But remember, it’s not about you. It’s not about you feeling the pride of a job well done because you thought of a way out of their pain. It’s about truly understanding what it is they’re seeking from you during this interaction (investigative therapist, remember?). I find that usually, when someone is in distress and comes to me about it, it’s because they just want to feel like they’re not alone in their pain, anger, frustration, etc. Which leads me to …
Assure Them They’re Not Alone
This is one of the biggest and most impactful things you can do to help someone else’s emotional well-being. No one wants to feel like they’re lost at sea by themselves. So when you don’t know what to say, sometimes a simple “I’m here with you. You’re not alone, and I love you” is enough. Seriously. A little goes a long way here, guys. And to add to that thought …

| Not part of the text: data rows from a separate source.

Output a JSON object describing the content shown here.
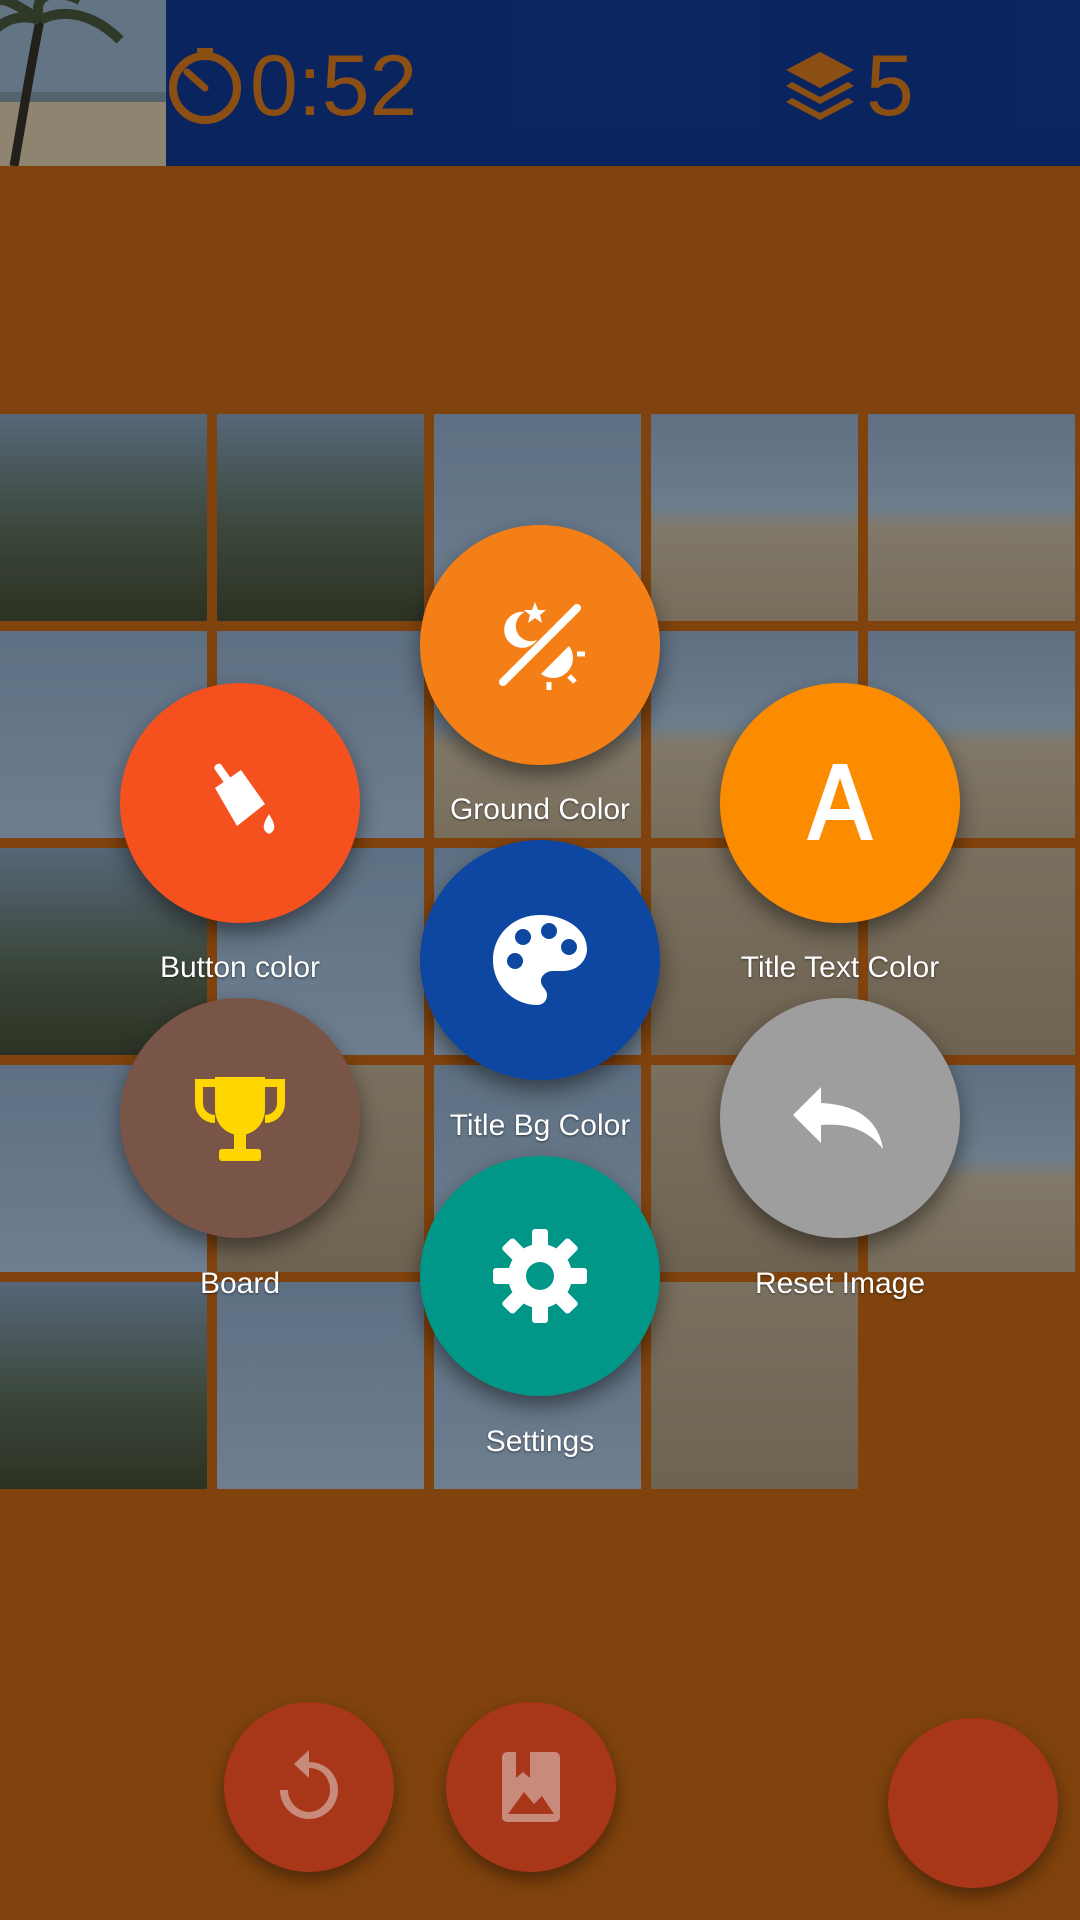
{
  "header": {
    "timer": "0:52",
    "moves": "5",
    "timer_icon": "timer-icon",
    "moves_icon": "layers-icon",
    "background": "#0d2f7b",
    "text_color": "#b2661a"
  },
  "board": {
    "background": "#a55611",
    "columns": 5,
    "rows": 5
  },
  "menu": {
    "items": [
      {
        "label": "Ground Color",
        "icon": "theme-toggle-icon",
        "color": "#f57f17"
      },
      {
        "label": "Button color",
        "icon": "paint-bucket-icon",
        "color": "#f4511e"
      },
      {
        "label": "Title Text Color",
        "icon": "letter-a-icon",
        "color": "#fb8c00"
      },
      {
        "label": "Title Bg Color",
        "icon": "palette-icon",
        "color": "#0d47a1"
      },
      {
        "label": "Board",
        "icon": "trophy-icon",
        "color": "#795548"
      },
      {
        "label": "Reset Image",
        "icon": "undo-icon",
        "color": "#9e9e9e"
      },
      {
        "label": "Settings",
        "icon": "gear-icon",
        "color": "#009688"
      }
    ]
  },
  "bottom_bar": {
    "buttons": [
      {
        "name": "restart",
        "icon": "restart-icon"
      },
      {
        "name": "image",
        "icon": "image-bookmark-icon"
      },
      {
        "name": "menu",
        "icon": ""
      }
    ],
    "color": "#a8371a"
  }
}
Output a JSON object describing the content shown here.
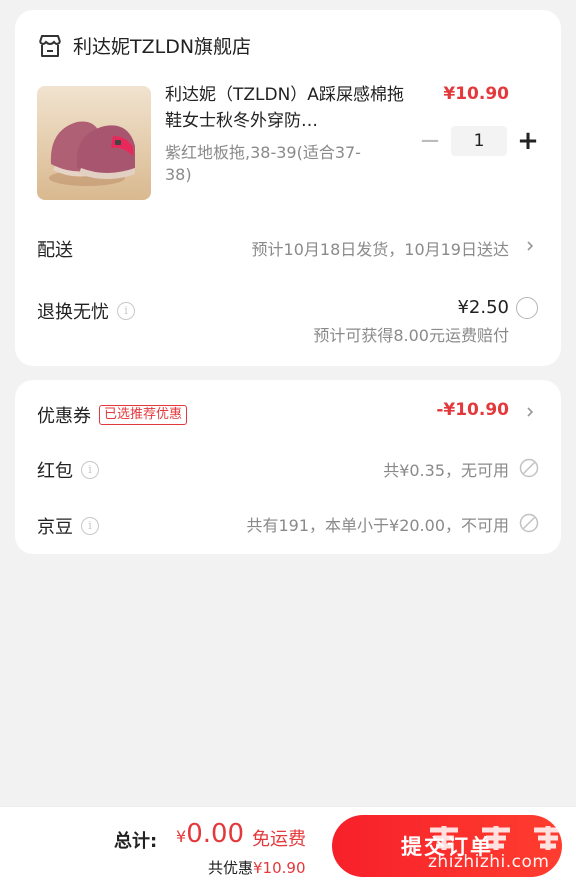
{
  "store": {
    "icon": "store-icon",
    "name": "利达妮TZLDN旗舰店"
  },
  "product": {
    "image": "slipper-product-image",
    "title": "利达妮（TZLDN）A踩屎感棉拖鞋女士秋冬外穿防…",
    "price": "¥10.90",
    "spec": "紫红地板拖,38-39(适合37-38)",
    "quantity": "1",
    "minus": "−",
    "plus": "+"
  },
  "shipping": {
    "label": "配送",
    "value": "预计10月18日发货，10月19日送达"
  },
  "return_service": {
    "label": "退换无忧",
    "price": "¥2.50",
    "note": "预计可获得8.00元运费赔付"
  },
  "coupon": {
    "label": "优惠券",
    "tag": "已选推荐优惠",
    "value": "-¥10.90"
  },
  "red_packet": {
    "label": "红包",
    "value": "共¥0.35，无可用"
  },
  "jd_beans": {
    "label": "京豆",
    "value": "共有191，本单小于¥20.00，不可用"
  },
  "footer": {
    "total_label": "总计:",
    "currency": "¥",
    "total_amount": "0.00",
    "free_shipping": "免运费",
    "saved_label": "共优惠",
    "saved_amount": "¥10.90",
    "submit_label": "提交订单",
    "watermark": "zhizhizhi.com"
  },
  "colors": {
    "accent": "#e4393c",
    "background": "#f2f2f2"
  }
}
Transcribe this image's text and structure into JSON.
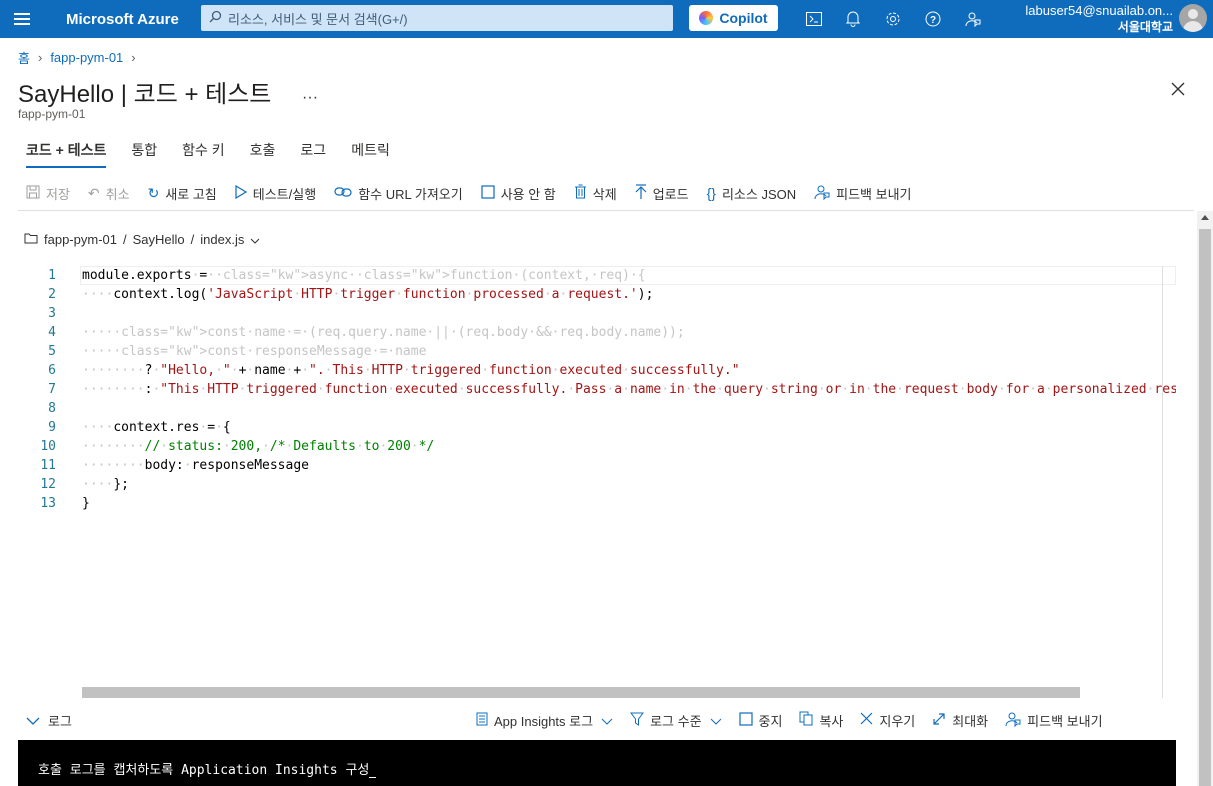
{
  "topbar": {
    "brand": "Microsoft Azure",
    "search_placeholder": "리소스, 서비스 및 문서 검색(G+/)",
    "copilot_label": "Copilot",
    "user_email": "labuser54@snuailab.on...",
    "user_org": "서울대학교",
    "icons": [
      "cloud-shell-icon",
      "bell-icon",
      "gear-icon",
      "help-icon",
      "feedback-icon"
    ]
  },
  "breadcrumb": {
    "home": "홈",
    "resource": "fapp-pym-01"
  },
  "page": {
    "title": "SayHello | 코드 + 테스트",
    "more": "···",
    "subtitle": "fapp-pym-01"
  },
  "tabs": [
    "코드 + 테스트",
    "통합",
    "함수 키",
    "호출",
    "로그",
    "메트릭"
  ],
  "toolbar": {
    "save": "저장",
    "discard": "취소",
    "refresh": "새로 고침",
    "test_run": "테스트/실행",
    "get_url": "함수 URL 가져오기",
    "disable": "사용 안 함",
    "delete": "삭제",
    "upload": "업로드",
    "resource_json": "리소스 JSON",
    "feedback": "피드백 보내기"
  },
  "filepath": {
    "app": "fapp-pym-01",
    "sep": "/",
    "func": "SayHello",
    "file": "index.js"
  },
  "code_lines": [
    "module.exports = async function (context, req) {",
    "    context.log('JavaScript HTTP trigger function processed a request.');",
    "",
    "    const name = (req.query.name || (req.body && req.body.name));",
    "    const responseMessage = name",
    "        ? \"Hello, \" + name + \". This HTTP triggered function executed successfully.\"",
    "        : \"This HTTP triggered function executed successfully. Pass a name in the query string or in the request body for a personalized respo",
    "",
    "    context.res = {",
    "        // status: 200, /* Defaults to 200 */",
    "        body: responseMessage",
    "    };",
    "}"
  ],
  "logbar": {
    "log_label": "로그",
    "app_insights": "App Insights 로그",
    "log_level": "로그 수준",
    "stop": "중지",
    "copy": "복사",
    "clear": "지우기",
    "maximize": "최대화",
    "feedback": "피드백 보내기"
  },
  "console_text": "호출 로그를 캡처하도록 Application Insights 구성"
}
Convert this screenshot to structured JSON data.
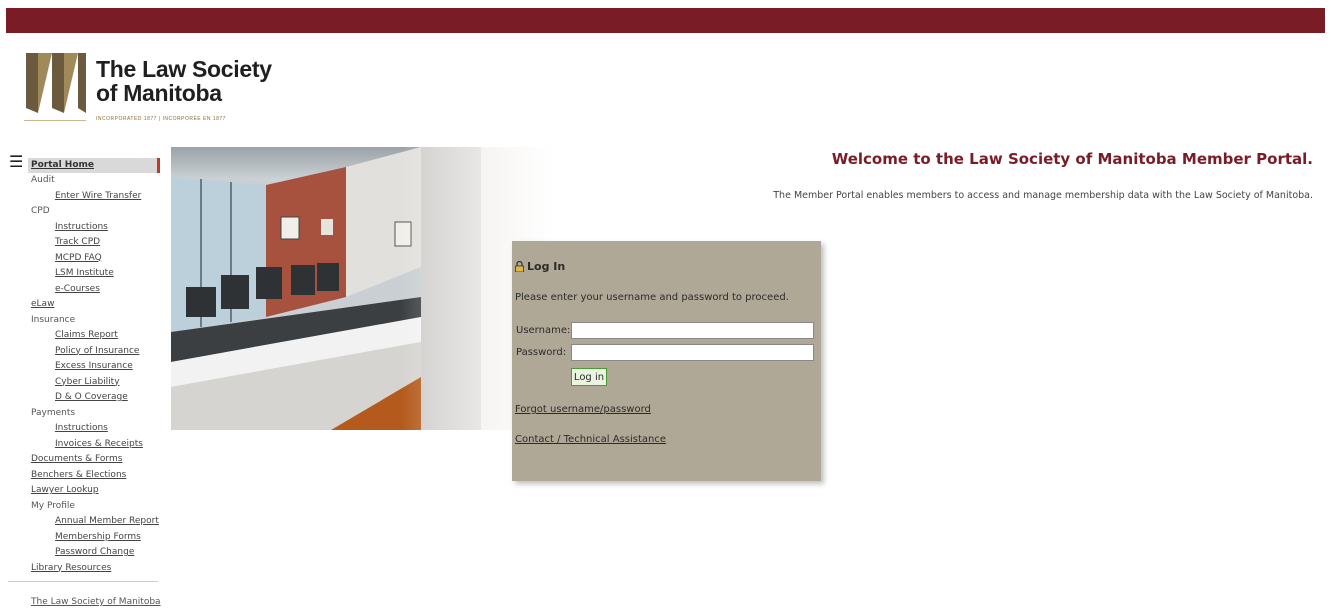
{
  "header": {
    "logo_title_line1": "The Law Society",
    "logo_title_line2": "of Manitoba",
    "logo_subtitle": "INCORPORATED 1877 | INCORPORÉE EN 1877"
  },
  "colors": {
    "brand": "#7a1c26",
    "login_panel": "#b0a896",
    "login_button": "#eaf5e0"
  },
  "icons": {
    "menu": "hamburger-menu-icon",
    "lock": "lock-icon"
  },
  "sidebar": {
    "home": "Portal Home",
    "sections": [
      {
        "label": "Audit",
        "type": "cat",
        "items": [
          "Enter Wire Transfer"
        ]
      },
      {
        "label": "CPD",
        "type": "cat",
        "items": [
          "Instructions",
          "Track CPD",
          "MCPD FAQ",
          "LSM Institute",
          "e-Courses"
        ]
      },
      {
        "label": "eLaw",
        "type": "link",
        "items": []
      },
      {
        "label": "Insurance",
        "type": "cat",
        "items": [
          "Claims Report",
          "Policy of Insurance",
          "Excess Insurance",
          "Cyber Liability",
          "D & O Coverage"
        ]
      },
      {
        "label": "Payments",
        "type": "cat",
        "items": [
          "Instructions",
          "Invoices & Receipts"
        ]
      },
      {
        "label": "Documents & Forms",
        "type": "link",
        "items": []
      },
      {
        "label": "Benchers & Elections",
        "type": "link",
        "items": []
      },
      {
        "label": "Lawyer Lookup",
        "type": "link",
        "items": []
      },
      {
        "label": "My Profile",
        "type": "cat",
        "items": [
          "Annual Member Report",
          "Membership Forms",
          "Password Change"
        ]
      },
      {
        "label": "Library Resources",
        "type": "link",
        "items": []
      }
    ],
    "footer": "The Law Society of Manitoba"
  },
  "welcome": {
    "title": "Welcome to the Law Society of Manitoba Member Portal.",
    "text": "The Member Portal enables members to access and manage membership data with the Law Society of Manitoba."
  },
  "login": {
    "heading": "Log In",
    "intro": "Please enter your username and password to proceed.",
    "username_label": "Username:",
    "password_label": "Password:",
    "username_value": "",
    "password_value": "",
    "button": "Log in",
    "forgot": "Forgot username/password",
    "contact": "Contact / Technical Assistance"
  }
}
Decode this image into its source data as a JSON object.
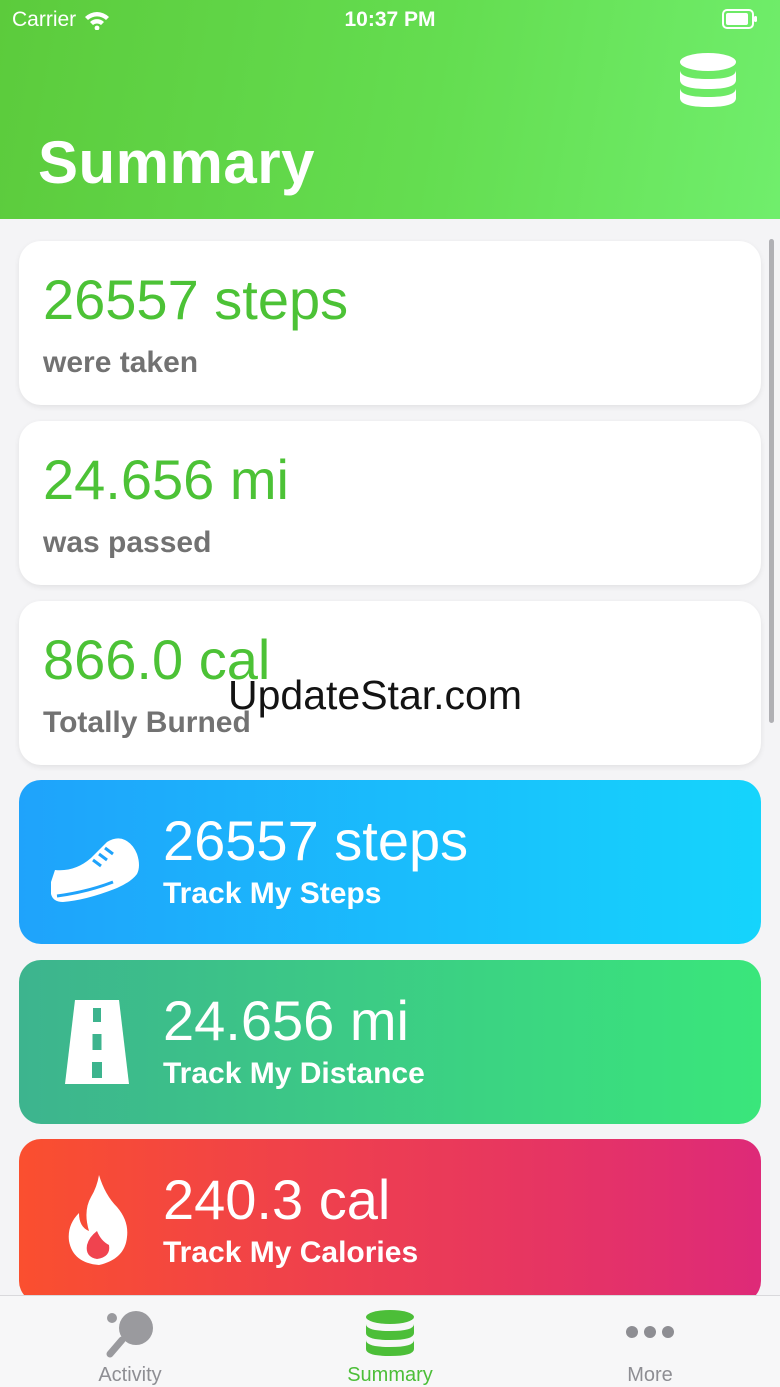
{
  "status_bar": {
    "carrier": "Carrier",
    "time": "10:37 PM"
  },
  "header": {
    "title": "Summary",
    "action_icon": "database-icon"
  },
  "summary_cards": [
    {
      "value": "26557 steps",
      "caption": "were taken"
    },
    {
      "value": "24.656 mi",
      "caption": "was passed"
    },
    {
      "value": "866.0 cal",
      "caption": "Totally Burned"
    }
  ],
  "track_cards": [
    {
      "icon": "sneaker-icon",
      "value": "26557 steps",
      "label": "Track My Steps"
    },
    {
      "icon": "road-icon",
      "value": "24.656 mi",
      "label": "Track My Distance"
    },
    {
      "icon": "flame-icon",
      "value": "240.3 cal",
      "label": "Track My Calories"
    }
  ],
  "watermark": "UpdateStar.com",
  "tabs": [
    {
      "label": "Activity",
      "icon": "ping-pong-icon",
      "active": false
    },
    {
      "label": "Summary",
      "icon": "database-icon",
      "active": true
    },
    {
      "label": "More",
      "icon": "more-dots-icon",
      "active": false
    }
  ],
  "colors": {
    "accent_green": "#4cc236",
    "caption_gray": "#727272",
    "steps_gradient": [
      "#1fa3fb",
      "#15d4fc"
    ],
    "distance_gradient": [
      "#3db48e",
      "#3ae67b"
    ],
    "calories_gradient": [
      "#fa4f2f",
      "#de2a78"
    ]
  }
}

Truly ‘See’ Them
While letting them know you’re there and they’re loved is important, so is acknowledging what they’re going through and the toll it’s taking on them. Ever since my fiancé and I moved into our fixer-upper home and experienced myriad stressors from it, I have found this element to be the most important. In the past, our fights often stemmed from him feeling like I wasn’t acknowledging the stress he was taking on with such a huge project. A majority of the time, he was required to play general contractor and avoid his day job work because I just didn’t have the knowledge to be able to take over certain projects. He’s the Chip to my Joanna. And managing all of these tasks, while he had to actively avoid his passion that was his work, was extremely frustrating. So when those frustrations came out, I was at a loss, because I didn’t know what the solution was or how I could help.
But what I learned was that he wasn’t actually upset at me because I couldn’t “be the solution” by taking over those tasks for him. He was upset because I wasn’t acknowledging everything he was juggling and the mental and emotional distress that it was causing him. My “positive outlook” and passing phrases of “everything will be fine, we’ll get through it” felt like a brush-off to him. I wasn’t taking on any of the stress he had to. So, of course my outlook was different. Of course I could easily say that. When I finally understood it was a matter of me recognizing his efforts and truly “seeing him,” everything changed.
So my words changed, and I began to say things like, “I see how hard you’re working and all the stress this is causing you. That has to be really hard. Please know I’m here for you, and let me know if there’s any way I can help ease the load.” Our relationship has grown so much stronger ever since.
We’re all human, and we’re all doing our best. Just remember, your best is good enough. It is not your job to make someone feel better, but I guarantee you if you put these tips into practice, you’ll at the very least lift some of the weight.